Register
Back to Jazz UK 67

Jazz UK 67 0012

Jazz UK 67 0012

Image Details

There is no information available.

This text has been generated by computer from the image and may contain typographical and/or grammatical errors.

JZUK67_p16_Tips

2/22/06

5:28 PM

Page 16

YOU READ IT
HERE FIRST!
JAZZ UK’S HOT TIPS FOR 2006!
JazzUK invited a random sample of those with their
fingers on the UK jazz pulse to nominate some
favourite up-and-coming artists for 2006.
DAVE GREEN
(Bass)

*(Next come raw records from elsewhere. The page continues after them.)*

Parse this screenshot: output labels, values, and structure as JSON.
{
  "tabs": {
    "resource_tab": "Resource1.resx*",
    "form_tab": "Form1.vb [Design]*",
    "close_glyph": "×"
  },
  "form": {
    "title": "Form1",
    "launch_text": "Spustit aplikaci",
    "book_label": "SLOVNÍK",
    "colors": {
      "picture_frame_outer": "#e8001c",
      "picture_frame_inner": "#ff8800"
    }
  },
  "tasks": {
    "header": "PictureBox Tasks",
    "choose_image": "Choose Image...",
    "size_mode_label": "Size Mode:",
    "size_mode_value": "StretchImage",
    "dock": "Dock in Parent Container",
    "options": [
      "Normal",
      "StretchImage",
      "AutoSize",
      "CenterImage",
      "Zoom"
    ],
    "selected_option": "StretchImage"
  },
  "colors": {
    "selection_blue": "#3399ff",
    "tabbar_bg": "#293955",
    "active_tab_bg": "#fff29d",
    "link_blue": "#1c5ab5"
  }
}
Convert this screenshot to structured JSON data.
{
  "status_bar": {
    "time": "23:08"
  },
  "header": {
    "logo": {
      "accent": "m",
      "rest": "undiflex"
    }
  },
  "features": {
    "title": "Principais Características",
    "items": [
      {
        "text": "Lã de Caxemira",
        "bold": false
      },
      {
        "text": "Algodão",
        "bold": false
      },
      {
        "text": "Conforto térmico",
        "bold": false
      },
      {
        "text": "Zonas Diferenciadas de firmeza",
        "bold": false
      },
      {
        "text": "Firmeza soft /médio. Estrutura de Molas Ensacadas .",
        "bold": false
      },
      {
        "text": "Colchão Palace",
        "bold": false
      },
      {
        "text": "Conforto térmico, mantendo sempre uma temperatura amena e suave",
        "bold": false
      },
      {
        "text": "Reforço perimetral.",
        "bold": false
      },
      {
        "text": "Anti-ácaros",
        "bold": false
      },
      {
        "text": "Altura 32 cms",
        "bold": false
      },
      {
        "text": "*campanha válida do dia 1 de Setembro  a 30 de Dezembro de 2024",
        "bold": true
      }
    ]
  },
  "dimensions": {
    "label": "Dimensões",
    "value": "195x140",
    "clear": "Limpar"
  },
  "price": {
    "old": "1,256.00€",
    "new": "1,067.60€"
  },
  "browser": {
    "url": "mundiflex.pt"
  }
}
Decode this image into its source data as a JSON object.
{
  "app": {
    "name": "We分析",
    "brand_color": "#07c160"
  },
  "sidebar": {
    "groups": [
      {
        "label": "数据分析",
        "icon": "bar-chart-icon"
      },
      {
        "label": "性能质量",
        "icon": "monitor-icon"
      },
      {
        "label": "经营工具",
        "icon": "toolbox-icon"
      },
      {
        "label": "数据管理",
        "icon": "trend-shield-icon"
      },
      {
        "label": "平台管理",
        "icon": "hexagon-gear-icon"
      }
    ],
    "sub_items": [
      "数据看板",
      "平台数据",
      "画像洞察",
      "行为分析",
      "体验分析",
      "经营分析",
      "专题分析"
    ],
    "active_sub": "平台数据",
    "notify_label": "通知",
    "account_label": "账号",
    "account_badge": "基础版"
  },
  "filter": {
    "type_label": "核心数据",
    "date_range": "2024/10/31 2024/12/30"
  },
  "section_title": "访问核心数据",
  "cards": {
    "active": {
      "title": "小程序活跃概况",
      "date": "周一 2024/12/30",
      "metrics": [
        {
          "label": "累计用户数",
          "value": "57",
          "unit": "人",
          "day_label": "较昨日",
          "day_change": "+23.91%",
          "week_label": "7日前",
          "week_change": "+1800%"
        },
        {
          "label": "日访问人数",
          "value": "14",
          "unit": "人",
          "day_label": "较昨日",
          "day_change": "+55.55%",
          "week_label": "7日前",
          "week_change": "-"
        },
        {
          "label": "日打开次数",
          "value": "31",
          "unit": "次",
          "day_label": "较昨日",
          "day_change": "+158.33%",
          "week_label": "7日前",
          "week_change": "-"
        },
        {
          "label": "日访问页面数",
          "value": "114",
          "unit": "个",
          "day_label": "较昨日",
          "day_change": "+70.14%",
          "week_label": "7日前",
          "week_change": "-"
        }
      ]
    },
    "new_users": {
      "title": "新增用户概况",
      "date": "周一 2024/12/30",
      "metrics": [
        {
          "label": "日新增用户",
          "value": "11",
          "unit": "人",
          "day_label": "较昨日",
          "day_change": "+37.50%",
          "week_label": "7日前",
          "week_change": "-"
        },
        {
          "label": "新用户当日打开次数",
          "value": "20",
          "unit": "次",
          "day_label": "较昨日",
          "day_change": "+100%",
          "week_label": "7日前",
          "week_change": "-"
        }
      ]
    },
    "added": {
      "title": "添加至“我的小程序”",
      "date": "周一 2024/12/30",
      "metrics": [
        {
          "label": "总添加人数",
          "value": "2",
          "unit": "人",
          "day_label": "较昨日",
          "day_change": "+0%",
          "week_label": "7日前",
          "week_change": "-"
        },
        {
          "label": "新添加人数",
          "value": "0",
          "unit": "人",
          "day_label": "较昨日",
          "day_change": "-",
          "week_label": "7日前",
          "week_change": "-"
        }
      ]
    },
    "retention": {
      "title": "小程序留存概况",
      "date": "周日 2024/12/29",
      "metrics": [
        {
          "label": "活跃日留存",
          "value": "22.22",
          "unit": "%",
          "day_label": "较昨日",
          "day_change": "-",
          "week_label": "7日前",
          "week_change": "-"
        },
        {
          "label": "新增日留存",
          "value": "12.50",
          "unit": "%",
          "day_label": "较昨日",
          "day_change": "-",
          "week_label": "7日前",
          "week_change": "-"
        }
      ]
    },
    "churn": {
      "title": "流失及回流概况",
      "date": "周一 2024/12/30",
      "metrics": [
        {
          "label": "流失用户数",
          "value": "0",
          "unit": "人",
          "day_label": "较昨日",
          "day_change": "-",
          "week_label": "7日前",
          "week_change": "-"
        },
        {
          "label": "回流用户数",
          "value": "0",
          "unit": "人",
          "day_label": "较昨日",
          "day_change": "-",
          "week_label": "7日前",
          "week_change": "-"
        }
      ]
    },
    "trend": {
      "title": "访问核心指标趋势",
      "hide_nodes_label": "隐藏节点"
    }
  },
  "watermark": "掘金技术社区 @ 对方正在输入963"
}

For me, it’s Barry Green (no
relation), the pianist. He’s a
tremendous player with a great
attitude and has such a broad
outlook about the music. He’s only
26 years old and he’s got all the
ears you could imagine. He came
out of the Guildhall course. He’s
already one of my favourite
musicians.
We’ve been doing some afternoon
sessions at the Academy with
Martin Speake and the American
drummer Jeff Williams. I do duo
gigs with Barry whenever I can and
we’re hoping to do a recording
together in the New Year.

FRANK GRIFFITH
(Arranger/composer/sax)

My choice for a name to watch out
for in 2006 is Tim Lapthorn. A deft
and musical pianist who exacts
such a big and lovely sound from
the instrument. He's a bandleader's
dream as his soloing is first rate but
equally complimented by his
inventive and interactive comping,
going completely with the soloist.
This is one of the many reasons I
find him so enjoyable as a pianist in
my nonet.

TIM WHITEHEAD
(Composer/bandleader/sax)

Nick Haward is not only an
excellent bass player but has
recently flowered (with the help of
WayOut West) into an imaginative
leader and composer with a band of
stunning young players who
collectively really have something
to say.
Frank Walden, a baritone player
in the classic mould and every inch
the modern player, Bruno Heinen, a
pianist who frequently defies
rhythmic gravity (and comes out in
the right place), and the extremely
aware drumming of Nick
Marangoni.
Ivo Neame is as strong on alto as
he is on piano and still waters that
do run deep. Jim Hart is a

16

powerhouse of ideas on vibes and
Steve Kaldestad plays definitive
and breathtakingly well informed
tenor sax, while Vassilis
Xenopoulos's effusive tenor playing
is identifiably ‘up’ and promises
much.
Simon Allen is a real groover on
tenor and alto, Graham Fox is the
most listening young drummer I’ve
heard and Mark Hanslip blew me
away with his sheer effortless
ability on saxes.
Then there’s Nette Robinson, who
is a cool and deadly accurate
singer and for my money Liam
Noble (though I know maybe he's
on the outside edge of ‘new and
young’ and all that) is the gov'nor
on piano. He has definitive time,
totally uncluttered projection of
ideas, and a cool passion that is as
comfortable with his Romance
Among The Fishes as on my
Personal Standards or with The
Homemade Orchestra. That’s real
quality.
There’s also Mike Outram (and
another Way Out Wester ) who
really is the ultimate modern
guitarist. Listen to a set from him
and you can hear all the influences;
Kenny Burrell sits comfortably next
to John McLaughlin, Jimi Hendrix
and John Scofield. Listen to him
comping and check out how
intelligent his progressions are,
how effortlessly observant he is in
ensemble. He's another guvnor.

TONY DUDLEY-EVANS
(Promoter, Director Cheltenham Jazz
Festival)
I’d go for Liam Noble - he’s been
around a while but is very underrated,
and his new album is something
special. And I’m really excited by the
saxophonist James Allsop and his
band Fraud. I’ve heard him with
Richard Fairhurst and on a project we
did with Graham Collier, and he’s
really impressive. I also like the singer
Julia Biel who I’ve heard with the Fire Collective People think of her as a
folksy singer/songwriter, but she was
really powerful in front of F-ire.